Hillary seeks to give Haiti `post-quake boost`

US secretary of state is scheduled to meet outgoing President Rene Preval.

Washington: US Secretary of State Hillary Clinton was due in Haiti on Sunday to give a boost to the impoverished Caribbean nation struggling to rebuild from last year`s quake and decide its future leaders.

The chief US diplomat, who travelled to Port-au-Prince days after a devastating temblor killed 220,000 people over a year ago, was to meet outgoing President Rene Preval as well as candidates in the disputed November polls.

She will also visit a cholera clinic.

Not only has little been rebuilt in Haiti since the January 2010 quake; its people have seen a cholera epidemic claim more than 4,000 lives since October and suffered violence and uncertainty following Presidential and Parliamentary Elections.

Hillary will "consult with members of civil society, political actors, Haiti`s President and international partners on the ongoing electoral situation as well as reconstruction efforts," her spokesman Philip Crowley said.

Among those she will meet is Edmond Mulet, the special representative of UN Secretary General Ban Ki-moon who urged the world not to abandon Haiti when the anniversary of the quake was marked just over two weeks ago.
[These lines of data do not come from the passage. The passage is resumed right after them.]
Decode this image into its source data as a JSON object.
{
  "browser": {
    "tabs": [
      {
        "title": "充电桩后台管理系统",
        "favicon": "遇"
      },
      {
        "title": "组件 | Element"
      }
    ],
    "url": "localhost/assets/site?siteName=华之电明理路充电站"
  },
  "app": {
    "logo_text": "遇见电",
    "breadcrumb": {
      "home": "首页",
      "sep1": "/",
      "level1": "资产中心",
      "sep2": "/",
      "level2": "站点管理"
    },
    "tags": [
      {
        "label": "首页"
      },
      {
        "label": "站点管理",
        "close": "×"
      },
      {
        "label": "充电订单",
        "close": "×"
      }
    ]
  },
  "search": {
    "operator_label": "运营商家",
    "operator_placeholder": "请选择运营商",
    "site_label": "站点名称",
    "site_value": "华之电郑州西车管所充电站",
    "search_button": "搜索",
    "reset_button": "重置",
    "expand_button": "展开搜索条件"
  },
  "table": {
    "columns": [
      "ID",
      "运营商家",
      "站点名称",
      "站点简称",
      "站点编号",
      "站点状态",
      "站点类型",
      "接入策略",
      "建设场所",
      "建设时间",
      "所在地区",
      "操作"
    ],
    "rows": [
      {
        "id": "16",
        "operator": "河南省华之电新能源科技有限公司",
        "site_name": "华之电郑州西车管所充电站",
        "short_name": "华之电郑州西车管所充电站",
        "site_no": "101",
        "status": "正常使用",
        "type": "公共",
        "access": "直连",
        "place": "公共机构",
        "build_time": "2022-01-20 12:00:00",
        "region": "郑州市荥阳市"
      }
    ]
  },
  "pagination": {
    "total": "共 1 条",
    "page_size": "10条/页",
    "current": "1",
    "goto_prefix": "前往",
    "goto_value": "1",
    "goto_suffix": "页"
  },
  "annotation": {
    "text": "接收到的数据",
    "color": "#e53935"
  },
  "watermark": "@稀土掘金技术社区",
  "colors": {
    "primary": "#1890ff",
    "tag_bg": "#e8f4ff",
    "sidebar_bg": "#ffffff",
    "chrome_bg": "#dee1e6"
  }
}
"The United States and Haiti share the mutual commitment to building Haiti anew after the devastating earthquake one year ago, and to ensure a strong future for Haiti`s people and its democracy," Crowley said in a statement.

Haiti`s election commission has said it will announce definitive results from the election`s first round on Wednesday and has scheduled a long-delayed second round for March 20.

The final results of the second round will be announced on April 16, the Provisional Electoral Council (CEP) said on Friday.

The announcement of preliminary first round results last month kicked off days of unrest when Preval`s handpicked candidate Jude Celestin narrowly edged a popular singer out of the second round run-off.

According to preliminary results from the November 28 poll, Celestin garnered 7,000 more votes than Michel Martelly, securing a place in the run-off.

Within hours of the announcement, protests swept Haitian towns, leaving five dead and the country in crisis as opposition candidates accused Preval and the electoral commission of rigging the poll.

A team of international monitors called in by Preval found widespread vote tampering and fraud in Celestin`s favour and recommended that he withdraw.

But earlier this week, the ruling party bowed to weeks of US-led pressure and widespread allegations of fraud, announcing that Celestin would not advance to the next round.

However, Celestin has yet to confirm his exit, and his spokesman said the CEP has not been officially notified.

Celestin`s exit would appear to leave the field open to Mirlande Manigat, a former first lady and the clear winner of the first round, and Martelly, the popular singer widely known as "Sweet Micky”.

Haitians had hoped the Presidential and Parliamentary Elections would bring a new leadership that could rebuild the country.

The tense political standoff was thrown into further confusion earlier this month by the surprise return of Jean-Claude "Baby Doc" Duvalier, a former strongman driven out by massive protests 25 years ago.

Bureau Report